Be it enacted by the Senate and House of Representatives in General Assembly convened:
That the general statutes be amended to require publishers of electronic books to offer such books for sale to public and academic libraries at the same rates as offered to the general public.
The first question that springs to mind is whether this is legal. Given that state authorities regulate all sorts of business activities already I do not see a Constitutional argument that would invalidate this regulation.
But the fun part about this law is that publishers can comply on price while still limiting what libraries can do with the ebooks. The proposal says "same rates" but not a more exact term like "same terms and conditions". The former term is commonly used in the UCC (a body of regulations enacted by most US states), but I cannot see that it is ever specifically defined and that is a problem.
All the instances of "same rates" that I found in the Conn. UCC referred specifically to money, not the nuances of a contract to sell digital content. That is an issue because, for example, HarperCollins' 26 checkout limit would still arguably be legal under the proposed bill.
Perhaps I missed something, but my proto-lawyer Aspie nature is telling me that the term needs to be better defined.
There's also no mention of school libraries, though I suppose they are covered by he reference to academic libraries. But more importantly, the proposed bill as quoted above has a huge loophole. Publishers can comply with that law by pulling the majority of their ebooks from library ebook distributors and then offering exactly 2 titles at retail prices.
I don't see any place in the proposed bill where it says publishers have to offer their entire catalog to libraries. They are required to sell "ebooks", and 2 titles would qualify.
Still, now that we know about this law and the many problems with it, everyone who approves of the intended goal now has the chance to contact the relevant legislators in Conn. and start lobbying them to pass a more nuanced version of the proposed bill.
It is rather odd that a legislator should see the need to resolve this Gordian not by applying legal force. While I'm sure many in publishing will wring their hands and express dismay, I think this bill stands in remarkable contrast to the lip service the major publishers give to supporting libraries.
Ask any major publisher and they'll tell you that they love libraries, that libraries are great partners, and more BS along that line.
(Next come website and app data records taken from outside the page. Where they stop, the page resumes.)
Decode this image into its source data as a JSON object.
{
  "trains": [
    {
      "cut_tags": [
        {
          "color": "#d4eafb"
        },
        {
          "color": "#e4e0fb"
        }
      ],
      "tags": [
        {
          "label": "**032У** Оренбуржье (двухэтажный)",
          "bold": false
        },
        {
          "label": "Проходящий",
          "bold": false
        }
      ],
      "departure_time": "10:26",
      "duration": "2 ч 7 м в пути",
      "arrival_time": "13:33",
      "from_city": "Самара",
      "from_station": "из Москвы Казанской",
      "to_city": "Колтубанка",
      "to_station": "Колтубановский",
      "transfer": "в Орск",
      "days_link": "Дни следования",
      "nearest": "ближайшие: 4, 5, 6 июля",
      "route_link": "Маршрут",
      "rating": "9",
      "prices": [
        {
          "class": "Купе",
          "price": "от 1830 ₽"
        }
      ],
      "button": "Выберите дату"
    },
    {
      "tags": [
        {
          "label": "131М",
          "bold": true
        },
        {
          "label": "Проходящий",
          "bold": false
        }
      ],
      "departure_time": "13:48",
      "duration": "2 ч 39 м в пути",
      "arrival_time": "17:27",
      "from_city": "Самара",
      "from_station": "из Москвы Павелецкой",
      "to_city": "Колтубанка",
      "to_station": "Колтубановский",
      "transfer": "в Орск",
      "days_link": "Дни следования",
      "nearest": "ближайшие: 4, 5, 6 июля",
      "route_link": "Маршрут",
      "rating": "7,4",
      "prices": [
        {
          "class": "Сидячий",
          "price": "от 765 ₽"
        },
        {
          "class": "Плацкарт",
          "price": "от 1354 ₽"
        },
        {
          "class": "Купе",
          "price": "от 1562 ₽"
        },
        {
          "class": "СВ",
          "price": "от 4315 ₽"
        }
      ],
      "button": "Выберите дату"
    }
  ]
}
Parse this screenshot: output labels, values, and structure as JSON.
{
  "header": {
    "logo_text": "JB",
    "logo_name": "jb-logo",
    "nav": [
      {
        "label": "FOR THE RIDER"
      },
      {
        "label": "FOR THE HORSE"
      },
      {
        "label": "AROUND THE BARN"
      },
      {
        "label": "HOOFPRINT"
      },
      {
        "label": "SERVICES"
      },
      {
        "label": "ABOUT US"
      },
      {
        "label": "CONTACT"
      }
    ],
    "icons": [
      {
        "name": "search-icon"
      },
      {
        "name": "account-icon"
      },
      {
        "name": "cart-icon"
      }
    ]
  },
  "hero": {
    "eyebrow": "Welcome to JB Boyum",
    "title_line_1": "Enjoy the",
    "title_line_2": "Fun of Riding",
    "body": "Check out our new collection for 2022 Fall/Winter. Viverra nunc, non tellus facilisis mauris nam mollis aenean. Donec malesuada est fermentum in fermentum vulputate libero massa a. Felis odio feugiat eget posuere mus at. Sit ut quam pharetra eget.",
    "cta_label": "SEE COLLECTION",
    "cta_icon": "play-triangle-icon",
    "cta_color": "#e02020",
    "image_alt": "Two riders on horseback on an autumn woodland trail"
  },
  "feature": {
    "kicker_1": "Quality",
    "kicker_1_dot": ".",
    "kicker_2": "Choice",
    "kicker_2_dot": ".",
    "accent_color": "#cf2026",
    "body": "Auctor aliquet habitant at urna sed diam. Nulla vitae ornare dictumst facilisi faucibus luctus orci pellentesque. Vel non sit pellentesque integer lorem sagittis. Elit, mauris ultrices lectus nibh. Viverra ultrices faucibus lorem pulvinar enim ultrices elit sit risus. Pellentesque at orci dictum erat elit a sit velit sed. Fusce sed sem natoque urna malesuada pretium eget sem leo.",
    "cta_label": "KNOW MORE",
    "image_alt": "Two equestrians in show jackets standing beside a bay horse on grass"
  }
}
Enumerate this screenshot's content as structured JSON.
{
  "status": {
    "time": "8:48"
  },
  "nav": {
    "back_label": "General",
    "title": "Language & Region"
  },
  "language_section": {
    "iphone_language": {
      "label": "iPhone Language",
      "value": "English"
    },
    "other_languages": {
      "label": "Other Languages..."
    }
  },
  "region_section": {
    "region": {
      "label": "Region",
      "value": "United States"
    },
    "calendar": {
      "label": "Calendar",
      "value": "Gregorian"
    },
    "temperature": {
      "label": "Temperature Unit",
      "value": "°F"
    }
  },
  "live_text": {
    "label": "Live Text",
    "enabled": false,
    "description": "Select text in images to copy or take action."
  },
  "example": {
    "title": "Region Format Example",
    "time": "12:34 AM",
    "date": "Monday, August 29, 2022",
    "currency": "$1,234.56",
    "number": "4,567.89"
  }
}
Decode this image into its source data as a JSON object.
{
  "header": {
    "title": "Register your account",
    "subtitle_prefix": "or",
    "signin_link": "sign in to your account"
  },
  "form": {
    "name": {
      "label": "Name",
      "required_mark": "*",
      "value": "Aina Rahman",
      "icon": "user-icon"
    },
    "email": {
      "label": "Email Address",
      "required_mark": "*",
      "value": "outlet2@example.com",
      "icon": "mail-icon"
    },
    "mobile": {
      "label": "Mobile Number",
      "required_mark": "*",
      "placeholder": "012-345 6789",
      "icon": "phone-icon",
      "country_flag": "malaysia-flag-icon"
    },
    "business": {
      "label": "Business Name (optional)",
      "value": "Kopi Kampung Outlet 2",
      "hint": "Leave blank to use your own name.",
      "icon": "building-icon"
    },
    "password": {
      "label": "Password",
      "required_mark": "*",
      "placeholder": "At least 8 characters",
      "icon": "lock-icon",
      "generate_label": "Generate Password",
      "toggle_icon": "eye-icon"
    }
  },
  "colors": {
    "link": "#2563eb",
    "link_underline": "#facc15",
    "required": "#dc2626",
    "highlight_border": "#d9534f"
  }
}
Everyone who has heard that line knows what utter BS it is, and this proposed bill confirms it. If the major publishers really loved libraries then this law would never have been necessary.
This proposed bill has been referred to the Joint Committee of General Law. You can find a list of legislators on that committee here.